- Task prompt
Only a number is expected here: the count of lines in the data that contain "icon".
+-------+
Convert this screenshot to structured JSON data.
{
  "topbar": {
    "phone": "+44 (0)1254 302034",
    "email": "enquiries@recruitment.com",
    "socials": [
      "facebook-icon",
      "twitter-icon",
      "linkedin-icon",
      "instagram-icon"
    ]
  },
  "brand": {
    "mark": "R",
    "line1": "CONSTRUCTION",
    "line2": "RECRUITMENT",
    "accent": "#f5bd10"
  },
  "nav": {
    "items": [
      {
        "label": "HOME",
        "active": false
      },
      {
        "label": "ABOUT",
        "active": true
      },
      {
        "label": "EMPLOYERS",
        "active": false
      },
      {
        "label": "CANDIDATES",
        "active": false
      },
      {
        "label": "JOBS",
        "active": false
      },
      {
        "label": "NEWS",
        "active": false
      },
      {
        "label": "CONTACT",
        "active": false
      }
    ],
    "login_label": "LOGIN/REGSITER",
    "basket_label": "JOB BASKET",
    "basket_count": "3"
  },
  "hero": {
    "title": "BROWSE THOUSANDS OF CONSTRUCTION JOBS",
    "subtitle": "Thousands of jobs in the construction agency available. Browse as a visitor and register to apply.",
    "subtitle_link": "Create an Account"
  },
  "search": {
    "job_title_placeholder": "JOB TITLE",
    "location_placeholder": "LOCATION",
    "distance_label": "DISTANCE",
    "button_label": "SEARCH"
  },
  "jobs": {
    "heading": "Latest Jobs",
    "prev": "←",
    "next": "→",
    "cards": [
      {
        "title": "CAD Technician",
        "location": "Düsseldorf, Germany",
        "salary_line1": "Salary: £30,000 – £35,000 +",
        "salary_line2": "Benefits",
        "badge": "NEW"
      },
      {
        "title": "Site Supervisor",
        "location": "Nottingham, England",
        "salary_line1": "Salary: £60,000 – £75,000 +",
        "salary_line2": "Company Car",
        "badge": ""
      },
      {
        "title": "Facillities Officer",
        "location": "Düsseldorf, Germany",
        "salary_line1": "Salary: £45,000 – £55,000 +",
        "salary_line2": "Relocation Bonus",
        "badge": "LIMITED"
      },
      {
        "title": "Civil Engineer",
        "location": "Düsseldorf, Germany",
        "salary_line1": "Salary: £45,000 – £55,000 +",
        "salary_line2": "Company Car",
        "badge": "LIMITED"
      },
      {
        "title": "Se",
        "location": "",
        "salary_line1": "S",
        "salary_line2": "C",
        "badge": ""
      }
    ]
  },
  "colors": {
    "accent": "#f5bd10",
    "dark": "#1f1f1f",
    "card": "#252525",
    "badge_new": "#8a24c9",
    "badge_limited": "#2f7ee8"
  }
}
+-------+
- Exercise result
4